Prediction of clinical outcomes in patients with aortic valve regurgitation using a deep learning approach
Approved Research ID: 63735
Approval date: January 11th 2021
Current class I recommendations endorsed by cardiac societies regarding aortic valve replacement in patients with aortic regurgitation without significant aortic root disease are exclusively indicated when it is graded as severe, whereas moderate aortic regurgitation is not regarded for aortic valve replacement. Left ventricular remodeling and clinical outcomes have been extensively studied in severe aortic regurgitation. However, the relationship between aortic regurgitation severity and left ventricular dysfunction severity remains unclear. Most natural history and epidemiologic studies were performed using traditional statistical analysis, failing to extrapolate results to the "real-world" setting of patients. On the other hand, artificial intelligence has shown promise in handling a patient's high-dimensionality. With this project we aim to predict development of symptoms and mortality in patients with chronic aortic regurgitation using two different artificial intelligence approaches: clustering analysis and hybrid deep learning models, following two work packages.
After screening for patients with aortic valve regurgitation, a high-dimensional dataset of input features varying from concomitant co-morbidities, genetic traits to imaging examinations will be considered. In work package 1, we aim at revealing novel patient group phenotypes using an unsupervised machine learning technique, by integrating different cardiac MRI features into a topological network. Also, considering the impact of concomitant cardiomyopathy, genetic background will be added to the topological network. We will analyze the network's geometry and define clinically relevant groups. Then, survival analysis upon the groups will be performed. Exploring the potentialities of hidden information from raw imaging data, in work package 2, models will be expanded to raw cardiac MRI data, based on a hybrid variational autoencoder model. Training and evaluation will use independent training, validation and testing sets. Python's high-level API Keras will be used.
We estimate the duration of this project to be 24 Months. Considerable impact on public could be attained with this project, as it could define a more precise and individual decision line between conservative and interventional/surgical therapy in patients with chronic aortic valve regurgitation. Also, deepening the investigation on modeling time-to-event clinical outcomes from both raw imaging and structured data would be inestimable to any other field in cardiology pursing risk assessment. Moreover, we expect to generate novel variables by annotation of cardiac MRI files, which could be essential in future studies. Lastly, integration of genetic background data carries itself an unparallel approach to risk assessment in aortic valve disease.
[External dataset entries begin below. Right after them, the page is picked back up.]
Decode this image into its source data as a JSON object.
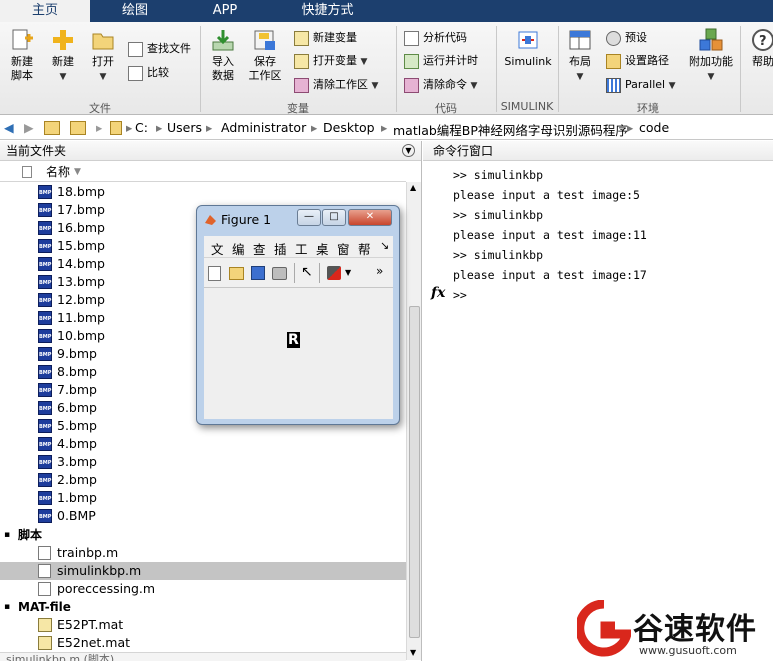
{
  "tabs": [
    "主页",
    "绘图",
    "APP",
    "快捷方式"
  ],
  "toolbar": {
    "new_script": "新建\n脚本",
    "new": "新建",
    "open": "打开",
    "find_files": "查找文件",
    "compare": "比较",
    "import_data": "导入\n数据",
    "save_workspace": "保存\n工作区",
    "new_variable": "新建变量",
    "open_variable": "打开变量",
    "clear_workspace": "清除工作区",
    "analyze_code": "分析代码",
    "run_and_time": "运行并计时",
    "clear_commands": "清除命令",
    "simulink": "Simulink",
    "layout": "布局",
    "preferences": "预设",
    "set_path": "设置路径",
    "parallel": "Parallel",
    "addons": "附加功能",
    "help": "帮助",
    "groups": {
      "file": "文件",
      "variable": "变量",
      "code": "代码",
      "simulink": "SIMULINK",
      "environment": "环境"
    }
  },
  "address": {
    "path": [
      "C:",
      "Users",
      "Administrator",
      "Desktop",
      "matlab编程BP神经网络字母识别源码程序",
      "code"
    ]
  },
  "file_browser": {
    "title": "当前文件夹",
    "column_name": "名称",
    "bmp_files": [
      "18.bmp",
      "17.bmp",
      "16.bmp",
      "15.bmp",
      "14.bmp",
      "13.bmp",
      "12.bmp",
      "11.bmp",
      "10.bmp",
      "9.bmp",
      "8.bmp",
      "7.bmp",
      "6.bmp",
      "5.bmp",
      "4.bmp",
      "3.bmp",
      "2.bmp",
      "1.bmp",
      "0.BMP"
    ],
    "bmp_badge": "BMP",
    "scripts_section": "脚本",
    "scripts": [
      "trainbp.m",
      "simulinkbp.m",
      "poreccessing.m"
    ],
    "selected_script": "simulinkbp.m",
    "mat_section": "MAT-file",
    "mat_files": [
      "E52PT.mat",
      "E52net.mat"
    ],
    "footer_partial": "simulinkbp.m (脚本)"
  },
  "command_window": {
    "title": "命令行窗口",
    "fx": "fx",
    "lines": [
      ">> simulinkbp",
      "please input a test image:5",
      ">> simulinkbp",
      "please input a test image:11",
      ">> simulinkbp",
      "please input a test image:17",
      ">>"
    ]
  },
  "figure": {
    "title": "Figure 1",
    "menu": [
      "文",
      "编",
      "查",
      "插",
      "工",
      "桌",
      "窗",
      "帮"
    ],
    "glyph": "R",
    "more": "»",
    "minimize": "—",
    "maximize": "□",
    "close": "✕"
  },
  "watermark": {
    "brand": "谷速软件",
    "url": "www.gusuoft.com"
  },
  "colors": {
    "tab_bar": "#1c3f6e",
    "selected_row": "#c4c4c4",
    "logo_red": "#d9271c"
  }
}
To date, in patients without significant aortic root disease, guidelines deny aortic valve replacement (AVR) in moderate aortic valve regurgitation (AR), regardless of symptom development or left ventricular (LV) status. Current guidelines relate to natural history studies using traditional statistics, based on arbitrary AR grading thresholds, which fail to understand the spectrum of patient's phenotypic representations. Recent applications of topological data analysis (TDA) and deep learning have shown promise in risk prediction. Application of these techniques to AR could be decisive for the treatment strategy in these patients, possibly defining newer phenotypic patient groups, potentially with large repercussions on newer guidelines.
In this project, we propose to predict symptom development and mortality following two work packages. In work package 1, we will use a TDA pipeline to unveil patterns in high-dimensional parameters (based on cardiac magnetic resonance imaging [MRI] derived aortic regurgitant fraction, left ventricular systolic function, T1 mapping features and genetic background) by analyzing the geometrical structure retrieved from the topological network, followed by survival analysis. In work package 2, we will explore the impact of latent representations from raw imaging data (cardiac MRIs) on outcome prediction, by developing supervised deep learning algorithms using hybrid variational autoencoders (VAEs).
Additionally, considering the genetic background component mentioned above, we intend to study the genetic underpinnings of this main phenotype of aortic valve regurgitation (retrieved using deep learning techniques over the cardiac MRI) as well its related cardiac flow volumes phenotypes (such as aortic peak forward and regurgitant velocities and volumes). This could greatly improve our understanding of aortic valve regurgitation and define new concepts of individualized therapy.